When Dr. Miriam Turner and her husband, Charles Turner, decided she would accept the job Primary Children's Medical Center offered her last summer, they thought the decision to move from Los Angeles to Salt Lake City meant their major dilemma was behind them.

The Turners had also been weighing offers from hospitals in Orange County, Sacramento and Cleveland, among others. "I vetoed Cleveland!" laughs Turner, a heating and air conditioning technician who went to work for Trane Co. shortly after he and Dr. Turner, a pediatric kidney disease specialist, moved to Utah in July with their two young sons.But far from having their anxieties alleviated, the Turners found they had only begun.
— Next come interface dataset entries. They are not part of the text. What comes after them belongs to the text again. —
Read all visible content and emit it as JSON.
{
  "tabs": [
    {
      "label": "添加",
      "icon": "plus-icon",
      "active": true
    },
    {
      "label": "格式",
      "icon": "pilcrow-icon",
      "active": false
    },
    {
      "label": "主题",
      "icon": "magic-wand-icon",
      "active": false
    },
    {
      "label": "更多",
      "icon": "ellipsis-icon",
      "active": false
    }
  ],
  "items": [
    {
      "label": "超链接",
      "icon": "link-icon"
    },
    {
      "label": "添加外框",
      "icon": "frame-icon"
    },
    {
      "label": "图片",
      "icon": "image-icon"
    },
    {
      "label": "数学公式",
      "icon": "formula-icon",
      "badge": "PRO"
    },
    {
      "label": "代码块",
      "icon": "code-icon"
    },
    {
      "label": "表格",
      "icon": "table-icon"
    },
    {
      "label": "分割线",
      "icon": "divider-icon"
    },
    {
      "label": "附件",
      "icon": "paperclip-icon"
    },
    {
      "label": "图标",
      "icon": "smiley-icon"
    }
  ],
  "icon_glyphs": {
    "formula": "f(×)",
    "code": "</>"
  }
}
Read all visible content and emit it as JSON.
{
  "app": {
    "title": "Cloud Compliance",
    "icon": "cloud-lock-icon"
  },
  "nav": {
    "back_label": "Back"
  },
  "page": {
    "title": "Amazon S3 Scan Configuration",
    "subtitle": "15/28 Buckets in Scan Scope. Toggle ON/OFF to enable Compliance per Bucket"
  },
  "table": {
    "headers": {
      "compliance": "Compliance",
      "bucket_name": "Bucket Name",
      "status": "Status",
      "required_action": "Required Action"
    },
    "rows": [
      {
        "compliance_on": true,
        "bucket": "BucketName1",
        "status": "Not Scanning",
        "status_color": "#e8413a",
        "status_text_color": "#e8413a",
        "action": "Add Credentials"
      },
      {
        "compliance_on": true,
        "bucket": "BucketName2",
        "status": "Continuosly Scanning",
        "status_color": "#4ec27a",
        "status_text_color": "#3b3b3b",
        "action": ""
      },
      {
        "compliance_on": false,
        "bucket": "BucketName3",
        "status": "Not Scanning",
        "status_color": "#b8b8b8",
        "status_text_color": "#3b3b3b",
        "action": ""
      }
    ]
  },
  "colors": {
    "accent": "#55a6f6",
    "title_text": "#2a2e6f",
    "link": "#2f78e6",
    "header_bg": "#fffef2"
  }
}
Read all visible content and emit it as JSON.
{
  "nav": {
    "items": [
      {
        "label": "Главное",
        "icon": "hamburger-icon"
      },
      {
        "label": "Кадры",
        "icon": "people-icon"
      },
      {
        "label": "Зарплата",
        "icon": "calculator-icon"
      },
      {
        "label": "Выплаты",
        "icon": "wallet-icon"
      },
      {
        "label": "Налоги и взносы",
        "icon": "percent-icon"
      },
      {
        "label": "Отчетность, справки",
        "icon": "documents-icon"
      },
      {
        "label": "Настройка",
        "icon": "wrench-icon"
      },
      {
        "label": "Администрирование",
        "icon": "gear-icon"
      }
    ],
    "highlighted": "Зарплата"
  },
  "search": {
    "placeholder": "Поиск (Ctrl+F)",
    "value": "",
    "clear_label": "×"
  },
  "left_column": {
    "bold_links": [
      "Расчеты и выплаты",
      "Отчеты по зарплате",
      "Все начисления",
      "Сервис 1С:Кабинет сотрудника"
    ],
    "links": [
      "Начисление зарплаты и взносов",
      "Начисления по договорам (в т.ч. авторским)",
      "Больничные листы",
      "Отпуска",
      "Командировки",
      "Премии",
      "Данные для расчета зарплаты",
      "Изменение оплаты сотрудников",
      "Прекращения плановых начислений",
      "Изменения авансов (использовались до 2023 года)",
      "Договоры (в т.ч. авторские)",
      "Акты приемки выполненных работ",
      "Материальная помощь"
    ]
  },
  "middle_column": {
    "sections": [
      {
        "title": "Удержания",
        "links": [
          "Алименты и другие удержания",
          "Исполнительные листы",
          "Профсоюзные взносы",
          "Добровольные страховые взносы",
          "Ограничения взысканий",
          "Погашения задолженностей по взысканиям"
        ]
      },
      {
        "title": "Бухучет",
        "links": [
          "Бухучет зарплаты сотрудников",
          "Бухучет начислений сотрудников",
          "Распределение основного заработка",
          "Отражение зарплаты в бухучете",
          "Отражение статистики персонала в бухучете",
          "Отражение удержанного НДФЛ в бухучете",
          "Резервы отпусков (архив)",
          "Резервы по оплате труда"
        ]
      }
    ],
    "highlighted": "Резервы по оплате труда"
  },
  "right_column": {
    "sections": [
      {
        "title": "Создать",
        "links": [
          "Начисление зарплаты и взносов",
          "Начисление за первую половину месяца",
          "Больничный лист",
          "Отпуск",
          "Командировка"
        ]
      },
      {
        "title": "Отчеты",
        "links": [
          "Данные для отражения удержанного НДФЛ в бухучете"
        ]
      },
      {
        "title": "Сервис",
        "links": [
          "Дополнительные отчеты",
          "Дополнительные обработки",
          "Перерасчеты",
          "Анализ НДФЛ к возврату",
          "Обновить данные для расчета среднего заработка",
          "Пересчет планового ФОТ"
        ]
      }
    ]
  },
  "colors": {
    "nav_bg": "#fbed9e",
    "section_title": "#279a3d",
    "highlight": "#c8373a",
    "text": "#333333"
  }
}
They had lived in the L.A. area for just five years, having made one cross-country relocation from their native Maryland, but they had forgotten one fact: relocation - the "R" word - sets up a chain of decision-making that doesn't end until long after the move is over.

For most families contemplating a move to a new area, the debate on whether and where to relocate usually begins with the "big issues" of career, lifestyle, economic and cultural opportunities, and school systems. It ends with the more prosaic problems of finding a new family doctor and dentist, hairdresser/barber, grocery store and child care facility.

Utah won the debate, say the Turners, because of the good job opportunities it offered both of them, the slower pace of life they were seeking, and the ability "to be out in the middle of nowhere" in a very short time, something crowded Southern California doesn't offer.

With the decision made, the Turners had joined the 37 million other Americans who move to a new residence every year and the 14 million who annually move to a new county or state. National figures show average Americans will move 14 times in their lives.

And despite much hand-wringing in recent years over the flight of disaffected Utahns to the supposedly greener economic pastures of the West Coast and elsewhere, Utah has been getting its share of those relocating families.

According to Robin Hough, director of corporate relocation and marketing for Gump & Ayers Real Estate Inc., corporate transfers into Utah were up 60 percent last year over 1987, making relocation services a hot niche in what has been an otherwise flat local real estate market.

"You hear a lot of talk about people moving out, but our experience is that a large number of people are moving in - a lot of good, professional, successful transferees," said Hough.

She said the relocation market has been growing steadily for the past 10 years. Through its affiliation with Travelers Realty Network, Gump & Ayers is currently the exclusive corporate representative for hundreds of corpoations that have transferred employees to Salt Lake City, including Eastman Christensen Co., Hallmark Cards Inc., E.F. Hutton & Co., Philip Morris, Barclays, Brock Hotel Corp, The NutraSweet Co. and Porsche Cars of America.

"Employers now realize that if they are going to hire someone, bring them in and pay them a lot of money, the quicker they can get them settled the sooner they will be on the job doing what they are paid to do," said Hough. "The goal is to minimize loss of productivity."

For successful relocation specialists, that means more than just finding a family the right house. It means becoming the best friend, neighbor and, in the Turners' case, baby sitter, they've ever had.

Thanks to the booming Los Angeles real estate market, the Turners sold their house only two weeks after listing it and for nearly double what they had paid five years earlier.

They were then able to buy a new home in Salt Lake's Olympus Cove for the same price they had received for their Los Angeles house, but with more than twice the space, in a decidedly more prestigious neighborhood and with what Dr. Turner describes as "a million-dollar view."

Clearly, the benefits of selling a house in Los Angeles in order to buy one in Salt Lake City are enormous. But it can cut both ways, the Turners realize.

"The scary thing for me," said Dr. Turner, "is that if this doesn't work out, I don't know how we'd sell the house. It takes someone coming from a high sales area like L.A. - where buyers pay a lot for nothing - to afford as much house as we now have."

When Dr. Turner first heard of the Primary Children's staff opening, she didn't even consider it, saying the "Mormon issue" loomed too large.

Later, she talked with a physician at Primary Children's whom she had known in Maryland and he helped put her fears to rest.

Still, children can be cruel, she knew, and she worried about sons Zack, 10, and Josh, 7, being "outsiders" in Utah. Predictably the boys have had "no problems at all."

In fact, she says with a grin, "Zack's best friend is LDS."